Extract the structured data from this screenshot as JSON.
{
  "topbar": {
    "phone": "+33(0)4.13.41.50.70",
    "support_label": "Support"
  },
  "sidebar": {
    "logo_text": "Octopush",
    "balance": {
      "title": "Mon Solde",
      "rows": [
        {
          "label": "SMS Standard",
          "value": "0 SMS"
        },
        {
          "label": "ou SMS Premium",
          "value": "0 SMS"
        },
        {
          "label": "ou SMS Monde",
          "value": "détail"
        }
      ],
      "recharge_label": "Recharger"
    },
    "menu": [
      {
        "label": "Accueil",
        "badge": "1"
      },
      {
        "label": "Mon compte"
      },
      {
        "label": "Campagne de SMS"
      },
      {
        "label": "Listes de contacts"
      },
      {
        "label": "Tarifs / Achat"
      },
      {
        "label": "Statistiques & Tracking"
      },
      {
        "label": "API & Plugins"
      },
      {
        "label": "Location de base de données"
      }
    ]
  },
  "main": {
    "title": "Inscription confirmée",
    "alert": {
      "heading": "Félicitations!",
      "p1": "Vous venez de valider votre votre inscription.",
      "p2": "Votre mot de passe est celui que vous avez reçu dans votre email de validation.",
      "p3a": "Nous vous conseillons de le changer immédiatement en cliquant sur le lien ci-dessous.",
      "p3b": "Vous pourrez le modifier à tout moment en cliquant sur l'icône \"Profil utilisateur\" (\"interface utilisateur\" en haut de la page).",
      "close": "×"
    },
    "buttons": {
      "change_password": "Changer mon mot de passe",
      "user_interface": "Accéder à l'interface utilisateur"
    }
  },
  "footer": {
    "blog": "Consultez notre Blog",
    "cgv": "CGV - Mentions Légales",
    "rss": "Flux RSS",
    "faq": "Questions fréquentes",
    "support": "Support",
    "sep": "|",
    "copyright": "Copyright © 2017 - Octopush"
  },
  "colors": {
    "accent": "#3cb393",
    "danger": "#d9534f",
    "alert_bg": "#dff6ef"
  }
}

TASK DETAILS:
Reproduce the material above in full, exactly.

REPLY TO THE EXERCISE:
Extract the structured data from this screenshot as JSON.
{
  "topbar": {
    "phone": "+33(0)4.13.41.50.70",
    "support_label": "Support"
  },
  "sidebar": {
    "logo_text": "Octopush",
    "balance": {
      "title": "Mon Solde",
      "rows": [
        {
          "label": "SMS Standard",
          "value": "0 SMS"
        },
        {
          "label": "ou SMS Premium",
          "value": "0 SMS"
        },
        {
          "label": "ou SMS Monde",
          "value": "détail"
        }
      ],
      "recharge_label": "Recharger"
    },
    "menu": [
      {
        "label": "Accueil",
        "badge": "1"
      },
      {
        "label": "Mon compte"
      },
      {
        "label": "Campagne de SMS"
      },
      {
        "label": "Listes de contacts"
      },
      {
        "label": "Tarifs / Achat"
      },
      {
        "label": "Statistiques & Tracking"
      },
      {
        "label": "API & Plugins"
      },
      {
        "label": "Location de base de données"
      }
    ]
  },
  "main": {
    "title": "Inscription confirmée",
    "alert": {
      "heading": "Félicitations!",
      "p1": "Vous venez de valider votre votre inscription.",
      "p2": "Votre mot de passe est celui que vous avez reçu dans votre email de validation.",
      "p3a": "Nous vous conseillons de le changer immédiatement en cliquant sur le lien ci-dessous.",
      "p3b": "Vous pourrez le modifier à tout moment en cliquant sur l'icône \"Profil utilisateur\" (\"interface utilisateur\" en haut de la page).",
      "close": "×"
    },
    "buttons": {
      "change_password": "Changer mon mot de passe",
      "user_interface": "Accéder à l'interface utilisateur"
    }
  },
  "footer": {
    "blog": "Consultez notre Blog",
    "cgv": "CGV - Mentions Légales",
    "rss": "Flux RSS",
    "faq": "Questions fréquentes",
    "support": "Support",
    "sep": "|",
    "copyright": "Copyright © 2017 - Octopush"
  },
  "colors": {
    "accent": "#3cb393",
    "danger": "#d9534f",
    "alert_bg": "#dff6ef"
  }
}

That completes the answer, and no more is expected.